Carl was a political reporter before becoming what they call in the trade "a leader writer". He was responsible for producing the lead editorials for the Guardian and the Evening News. Eventually, he became the executive editor of both newspapers. In 1996, when 17 editors left the Guardian to form The Independent, to which I contributed a column eventually, Jacobs kept the newspaper going merely through the strength of his will.
Carl conducted some important interviews in his early years. After the Royal Society of Literature awarded Derek Walcott a major prize, he interviewed Walcott who said: "The great thing about West Indian writing, especially in the novel, is that its spirit is tragic-comic. It has self-amusement, a sense of irony, that is more robust than most novels written anywhere else today….There is no bitterness in West Indian writing, even if our history is so degraded" (Guardian, May 22, 1966).
Carl also had his critics. He was incorrect when he said "aside from the tradition of tadjah-building, there is very little religiosity involved [in Hosay].…It is a unique Trinidadian phenomenon, more social than religious" (Frank J Korom, "History, Innovation, and Emergent Ethnicity"). He was not aware of the highly religious nature of Hosay that I described as a part of T&T's open-air theatre, Carnival and the Ramlelas being two other such forms. (See Beyond Boundaries).
He was also criticised when he led the effort against Basdeo Panday's claim that the mainly black-owned media was racist and against his government. To rectify this matter, the government published a report, "Towards a Free and Responsible Media," that called for the adoption of statutes that required journalists to report with "due accuracy and impartiality". It also proposed a code of ethics "mandating that journalists promote national unity, and economic and social progress." (Committee to Protect Journalists, February 1998). The government shelved this plan because of a public outcry in which Jacobs' piece, "Panday's Alarum", played a not-so insignificant part.
Carl was part of a distinguished newspaper tradition, the soil in which many of our best literary and political talents were nurtured and cultivated. He worked with Walcott who won the Nobel Prize in Literature, Eric Roach, author of The Flowering Rock and "the most splendid voice of the Caribbean Renaissance (1948-1972)," as Kamau Brathwaite called him, and Therese Mills, the founder of Newsday, and other notable Trinbagonians.
Jacobs has had a distinguished career. I wish to thank him for his assistance and his guidance and to voice my gratitude for this quiet, unsung hero.
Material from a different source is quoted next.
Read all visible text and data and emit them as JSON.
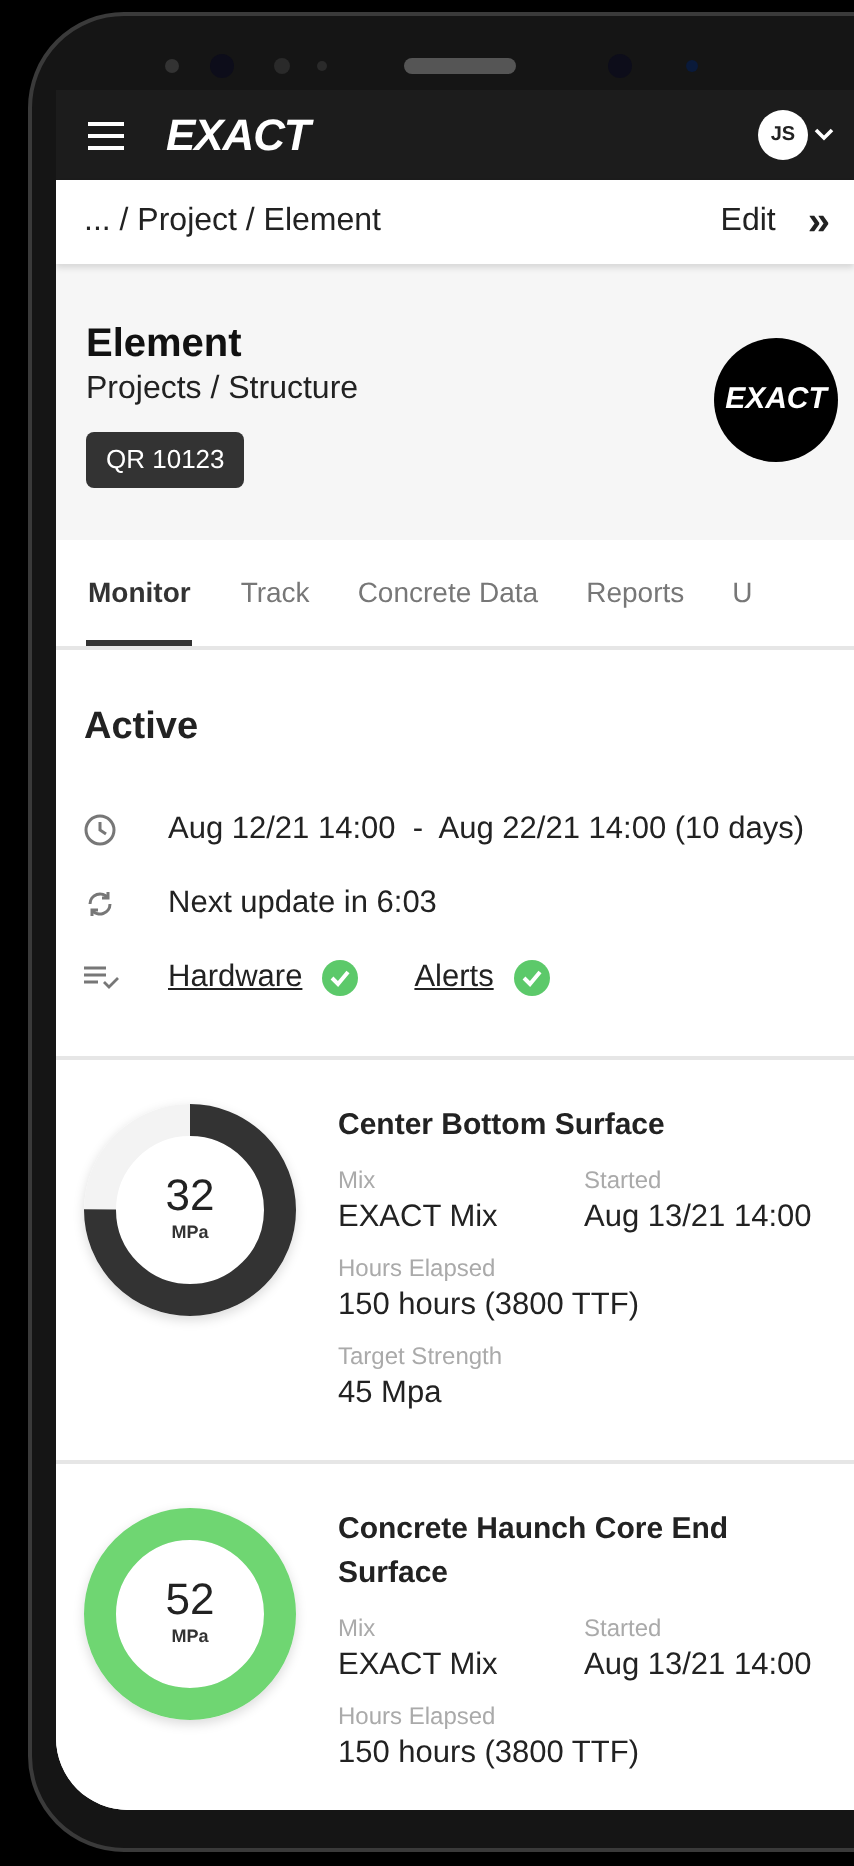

Professor Cudjoe's email address is firstname.lastname@example.org. He can be reached @ProfessorCudjoe.
Share your views here...
The Slave Master of Trinidad by Dr. Selwyn R. Cudjoe